I see an elderly lady with a cane, walking, carrying a small plastic bag.
“I am sorry, I am confused?”
He walks off, meets his mother. Gives her a hug. His mother then turns around and heads back to the parking lot, while giving me a quick little wave.
At the same, I start walking towards the mother and son.
The guy meets me halfway, hands me the plastic bag, and turns around to leave. I look inside the plastic bag and find three pies in there. Two apple and one pumpkin.
I am more confused than ever.
The elderly lady and her son are already at their car. I head bag upstairs to look inside the second box. A five-pound bag of potatoes, three cans of green beans, corn, dry milk, and cranberry sauce were looking back at me, along with a small ham.
I sat there for a good 8 minutes or so, just stunned, going through the boxes.
There was a note.
“Happy Thanksgiving. I know times are tough. Remember, this is only the journey, not the destination. When you are able, pay it forward.”
To this day, I have no idea who these people were.
And now, well now I am in a position to pay it forward.
And that is exactly what I am going to do.
In honor of Random Acts of Kindness, we are giving away a $50.00 gift card to Wal-Mart for your Thanksgiving Dinner! Please like & share our Vodka Calling page and comment your favorite random act of kindness (given or received). We will draw a random name on Friday, November 10th @ 8 p.m. (PT)

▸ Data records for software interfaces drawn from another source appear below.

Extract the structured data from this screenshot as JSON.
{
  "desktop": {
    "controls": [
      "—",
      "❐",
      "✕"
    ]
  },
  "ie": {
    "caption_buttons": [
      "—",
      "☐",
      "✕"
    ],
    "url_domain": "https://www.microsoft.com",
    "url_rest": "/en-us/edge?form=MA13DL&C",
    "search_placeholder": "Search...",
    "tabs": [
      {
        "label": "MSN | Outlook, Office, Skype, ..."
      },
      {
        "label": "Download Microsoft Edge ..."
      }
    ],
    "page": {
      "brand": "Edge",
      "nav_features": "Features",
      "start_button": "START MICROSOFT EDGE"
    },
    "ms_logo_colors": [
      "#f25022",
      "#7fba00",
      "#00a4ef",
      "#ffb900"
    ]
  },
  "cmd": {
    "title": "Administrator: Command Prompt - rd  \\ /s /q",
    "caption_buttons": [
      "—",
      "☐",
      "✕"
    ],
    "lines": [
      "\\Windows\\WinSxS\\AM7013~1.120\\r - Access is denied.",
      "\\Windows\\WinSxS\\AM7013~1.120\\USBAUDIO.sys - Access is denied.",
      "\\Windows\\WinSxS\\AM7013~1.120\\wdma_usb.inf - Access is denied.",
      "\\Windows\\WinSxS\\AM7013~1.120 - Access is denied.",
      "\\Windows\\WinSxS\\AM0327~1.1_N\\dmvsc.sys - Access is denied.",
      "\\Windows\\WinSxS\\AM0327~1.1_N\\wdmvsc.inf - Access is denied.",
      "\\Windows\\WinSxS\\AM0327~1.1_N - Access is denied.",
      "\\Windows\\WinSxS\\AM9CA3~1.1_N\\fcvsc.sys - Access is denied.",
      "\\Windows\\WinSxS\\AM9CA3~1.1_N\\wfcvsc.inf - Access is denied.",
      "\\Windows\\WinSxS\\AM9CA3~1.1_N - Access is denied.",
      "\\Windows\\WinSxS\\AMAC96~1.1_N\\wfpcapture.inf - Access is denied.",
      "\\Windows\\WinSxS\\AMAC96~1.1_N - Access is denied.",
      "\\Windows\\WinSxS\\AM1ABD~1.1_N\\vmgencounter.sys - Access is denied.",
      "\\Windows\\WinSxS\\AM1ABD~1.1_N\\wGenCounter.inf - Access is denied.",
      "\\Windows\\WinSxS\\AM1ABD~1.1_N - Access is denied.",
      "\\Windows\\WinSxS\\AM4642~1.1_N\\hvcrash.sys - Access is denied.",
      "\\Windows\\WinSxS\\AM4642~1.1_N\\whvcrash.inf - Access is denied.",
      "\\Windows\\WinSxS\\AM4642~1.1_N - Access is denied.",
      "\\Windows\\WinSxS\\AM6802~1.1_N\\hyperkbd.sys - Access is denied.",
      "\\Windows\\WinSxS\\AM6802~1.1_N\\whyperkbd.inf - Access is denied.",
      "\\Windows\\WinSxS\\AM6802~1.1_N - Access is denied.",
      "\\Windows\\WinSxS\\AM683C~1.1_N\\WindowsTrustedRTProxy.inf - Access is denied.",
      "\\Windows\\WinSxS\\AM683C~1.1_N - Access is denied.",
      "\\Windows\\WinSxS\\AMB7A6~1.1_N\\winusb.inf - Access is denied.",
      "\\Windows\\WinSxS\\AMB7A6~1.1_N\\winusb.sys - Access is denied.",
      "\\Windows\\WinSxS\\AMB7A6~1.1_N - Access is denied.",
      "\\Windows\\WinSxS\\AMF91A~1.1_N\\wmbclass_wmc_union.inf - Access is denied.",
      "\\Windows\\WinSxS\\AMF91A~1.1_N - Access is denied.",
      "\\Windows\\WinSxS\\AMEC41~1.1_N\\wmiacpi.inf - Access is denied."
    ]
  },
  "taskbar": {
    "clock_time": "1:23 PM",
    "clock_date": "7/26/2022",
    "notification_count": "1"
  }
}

Stay tuned for more flash random acts of kindness giveaways!
Have a Vodka Calling holiday from Jen & Christin!